Sunday, November 25 – 7:30 PM

LAWRENCE OF ARABIA, 1962, Sony Repertory, 216 min. Dir. David Lean. [see description above, 11/25 – 1:00 PM]





Wednesday, November 28 – 7:30 PM

Chris Cooper In-Person!

BREACH, 2007, Universal, 110 min. Inspired by true events, Breach is a dramatic thriller set inside the halls of the FBI, the gatekeeper of the nation’s most sensitive and potentially volatile secrets. When young Eric O’Neill (Ryan Phillippe) is promoted out of his low-level surveillance job and into the FBI’s headquarters, his dream of becoming a full-fledged agent is on the verge of becoming reality.
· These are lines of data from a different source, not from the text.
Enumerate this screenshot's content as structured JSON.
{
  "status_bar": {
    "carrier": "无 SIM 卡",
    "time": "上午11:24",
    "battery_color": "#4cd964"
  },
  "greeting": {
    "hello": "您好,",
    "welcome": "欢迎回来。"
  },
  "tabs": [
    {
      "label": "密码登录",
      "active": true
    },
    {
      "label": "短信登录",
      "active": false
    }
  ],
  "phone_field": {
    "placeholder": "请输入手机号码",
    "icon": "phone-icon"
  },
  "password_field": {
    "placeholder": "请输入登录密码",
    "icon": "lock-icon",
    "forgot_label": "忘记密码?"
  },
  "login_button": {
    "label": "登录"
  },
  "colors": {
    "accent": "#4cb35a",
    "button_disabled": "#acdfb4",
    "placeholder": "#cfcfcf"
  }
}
Even more impressive, O’Neill is hand picked to work for renowned operative Robert Hanssen (Chris Cooper) within "information assurance," a new division created to protect all classified FBI Intelligence. But O’Neill is quickly confronted with the true reason behind his hire: Hanssen is the sole subject of a long-term, top-secret investigation, a suspected mole made all the more dangerous by the sheer global import of the information he is charged with protecting. The Bureau asks O’Neill to use Hanssen's growing trust and slowly draw the traitor out of deep cover. Engaged in a lethal game of spy-versus-spy without the benefit of a cover story or backup, O’Neill finds himself fighting to bring down Hanssen before the treacherous double-agent can destroy O’Neill, his family and the nation they are both sworn to serve. Following his success with the electrifying and acclaimed SHATTERED GLASS, writer/director Billy Ray explores more deeply the disillusionment and questionable moral mentorship of a young idealist in BREACH. With Laura Linney. Discussion following with actor Chris Cooper.
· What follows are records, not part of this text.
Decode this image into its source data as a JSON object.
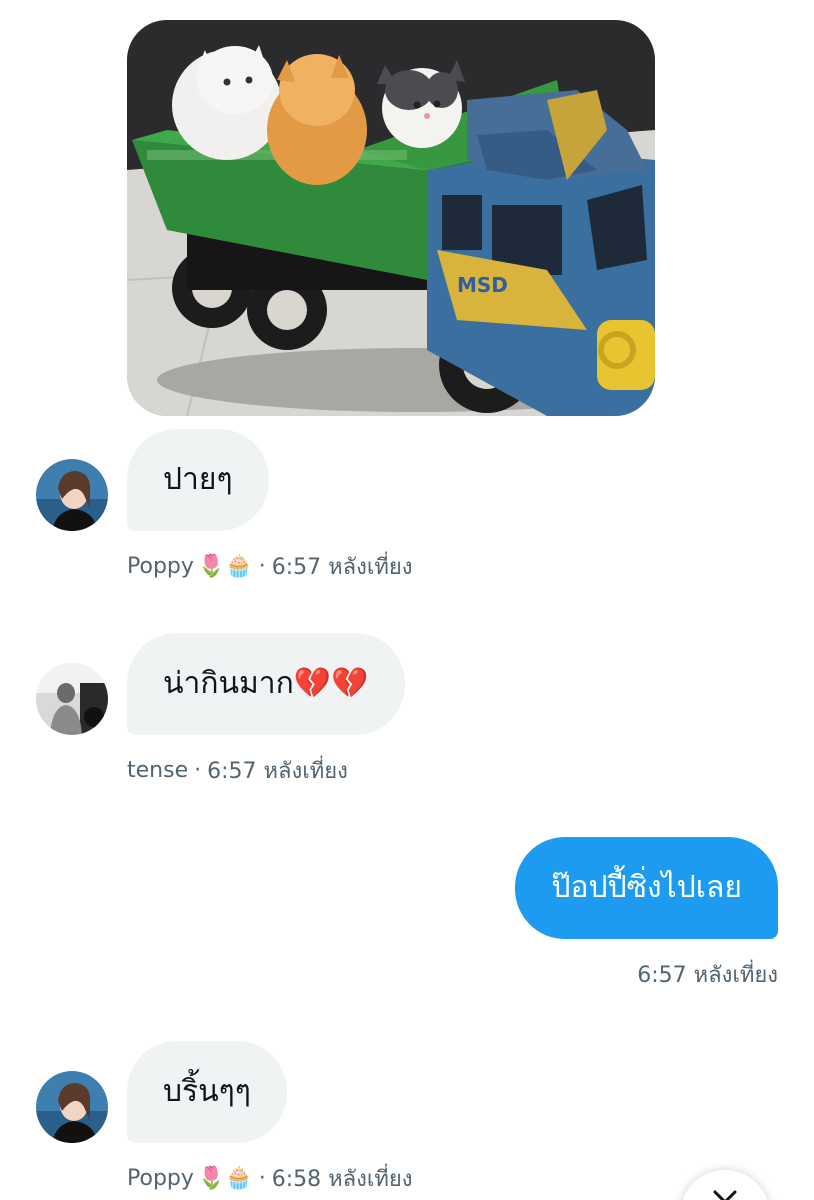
{
  "messages": [
    {
      "id": "m1",
      "type": "image",
      "image_alt": "Three kittens riding in the dump bed of a toy truck",
      "truck_badge_text": "MSD"
    },
    {
      "id": "m2",
      "type": "received",
      "text": "ปายๆ",
      "sender": "Poppy",
      "sender_emoji": "🌷🧁",
      "separator": "·",
      "time": "6:57 หลังเที่ยง"
    },
    {
      "id": "m3",
      "type": "received",
      "text": "น่ากินมาก💔💔",
      "sender": "tense",
      "separator": "·",
      "time": "6:57 หลังเที่ยง"
    },
    {
      "id": "m4",
      "type": "sent",
      "text": "ป๊อปปี้ซิ่งไปเลย",
      "time": "6:57 หลังเที่ยง"
    },
    {
      "id": "m5",
      "type": "received",
      "text": "บริ้นๆๆ",
      "sender": "Poppy",
      "sender_emoji": "🌷🧁",
      "separator": "·",
      "time": "6:58 หลังเที่ยง"
    }
  ],
  "icons": {
    "scroll_down": "chevron-down-icon"
  },
  "colors": {
    "sent_bubble": "#1d9bf0",
    "received_bubble": "#eff3f4",
    "meta_text": "#536471"
  }
}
Thursday, November 29 – 7:30 PM

The Hypnotic Films of Jean Painlevé!

At the forefront of the Surrealist movement, Jean Painlevé was the director of about 200 short, sharp and luxuriant films, many focusing on aquatic fauna. A loner, though befriended by Vigo, Eisenstein and Artaud, he spent his life in a singularly obstinate pursuit of recording the uncannily familiar behavior of infinitely small creatures, set to scores by Duke Ellington, Louis Armstrong, Pierre Henry and Darius Milhaud. Painlevé approaches his subjects with wit and an almost jubilant curiosity. These short, wondrous documentaries are among the great hidden treasures of French cinema.

SCIENCE IS FICTION: THE FILMS OF JEAN PAINLEVÉ, 71 min. One of the first films to use underwater footage, "The Sea Horse," (1934, 14 min.), combines beautiful black & white cinematography and a Darius Milhaud score, with an amazingly dramatic shot of the male sea horse giving birth! "How Jellyfishes Are Born," (1960, 14 min.), underlines the variety of the species, all breeding differently, to music composed by Pierre Conté. "The Sea Urchins," (1954, 11 min.), Painlevé's first color science film, ventures into the forest of spines to reveal breathing, reproductive and feeding habits. Painlevé wrote the music in homage to Edgar Varèse - an organized noise made of pans and forks. "Acera Or The Witches," (1972,13 min.), combines an incredibly gracious choreography of the animal's dances with music composed by Pierre Jansen, with the description of the mating rituals of these hermaphrodite blobs. The extraordinary "Lovelife Of The Octopus," (1965,13 min.), filmed in an aquarium, studies in close-up the breathing, feeding and reproductive processes of the octopus. The music, composed by the founder of electronic music, Pierre Henry, and the poetic narration, give humor and irony to the scientific account of this terrifying animal. "Liquid Crystals," (1976,6 min.), are sensitive to temperature, pressure, humidity and their molecular structure changes shape and color accordingly. For the first time Painlevé synchronizes the images to the music, and not the reverse. The result is an astonishing ballet of light and sound!